BEGIN Data excerpts
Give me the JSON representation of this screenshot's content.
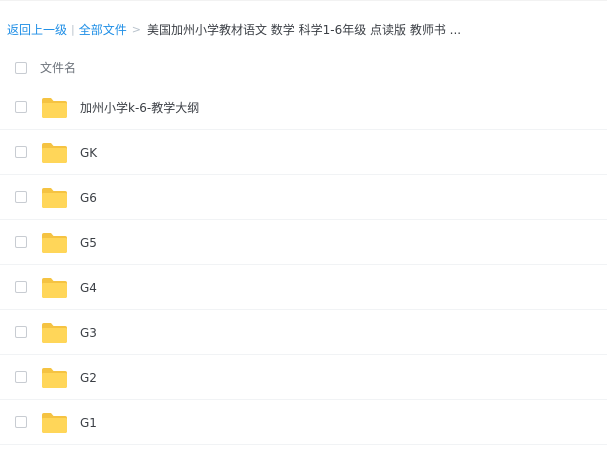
{
  "breadcrumb": {
    "back_label": "返回上一级",
    "separator": "|",
    "all_files_label": "全部文件",
    "arrow": ">",
    "current_path": "美国加州小学教材语文 数学 科学1-6年级 点读版 教师书 ..."
  },
  "table": {
    "header_label": "文件名"
  },
  "folders": [
    {
      "name": "加州小学k-6-教学大纲",
      "icon": "folder-icon"
    },
    {
      "name": "GK",
      "icon": "folder-icon"
    },
    {
      "name": "G6",
      "icon": "folder-icon"
    },
    {
      "name": "G5",
      "icon": "folder-icon"
    },
    {
      "name": "G4",
      "icon": "folder-icon"
    },
    {
      "name": "G3",
      "icon": "folder-icon"
    },
    {
      "name": "G2",
      "icon": "folder-icon"
    },
    {
      "name": "G1",
      "icon": "folder-icon"
    }
  ],
  "colors": {
    "link": "#1e8ee6",
    "folder": "#ffd659",
    "folder_tab": "#f5c342"
  }
}
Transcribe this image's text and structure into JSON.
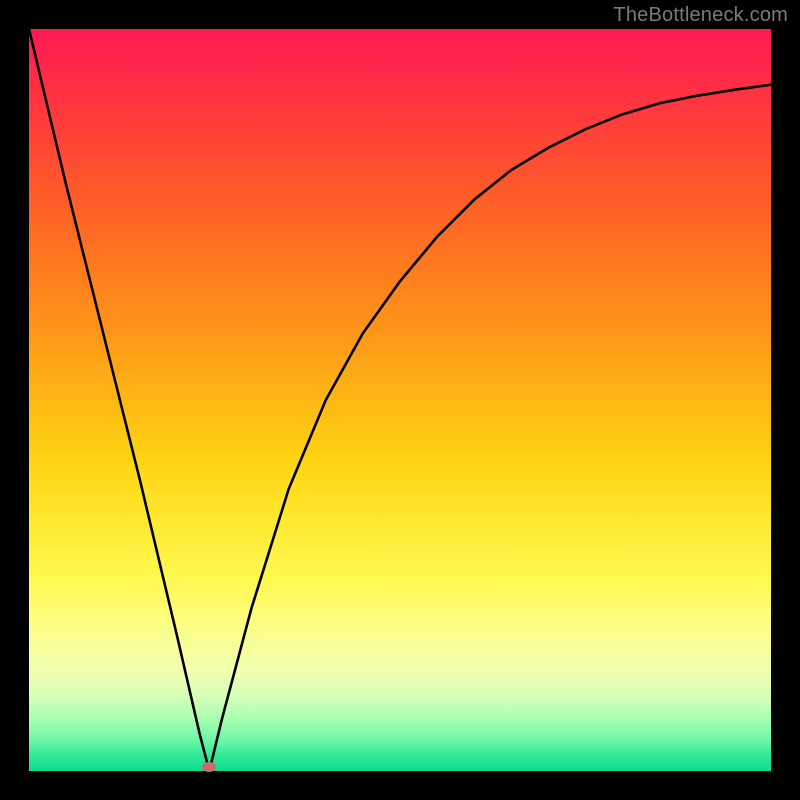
{
  "watermark": "TheBottleneck.com",
  "chart_data": {
    "type": "line",
    "title": "",
    "xlabel": "",
    "ylabel": "",
    "xlim": [
      0,
      100
    ],
    "ylim": [
      0,
      100
    ],
    "grid": false,
    "legend": false,
    "series": [
      {
        "name": "curve",
        "x": [
          0,
          5,
          10,
          15,
          20,
          23,
          24.3,
          26,
          30,
          35,
          40,
          45,
          50,
          55,
          60,
          65,
          70,
          75,
          80,
          85,
          90,
          95,
          100
        ],
        "y": [
          100,
          79,
          59,
          39,
          18,
          5,
          0,
          7,
          22,
          38,
          50,
          59,
          66,
          72,
          77,
          81,
          84,
          86.5,
          88.5,
          90,
          91,
          91.8,
          92.5
        ]
      }
    ],
    "marker": {
      "x": 24.3,
      "y": 0.5,
      "color": "#cd6a6a"
    },
    "gradient": {
      "top": "#ff1a55",
      "bottom": "#0fdc90"
    }
  }
}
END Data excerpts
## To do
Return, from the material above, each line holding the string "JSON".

## Your response
Give me the JSON representation of this screenshot's content.
Transcribe this image's text and structure into JSON.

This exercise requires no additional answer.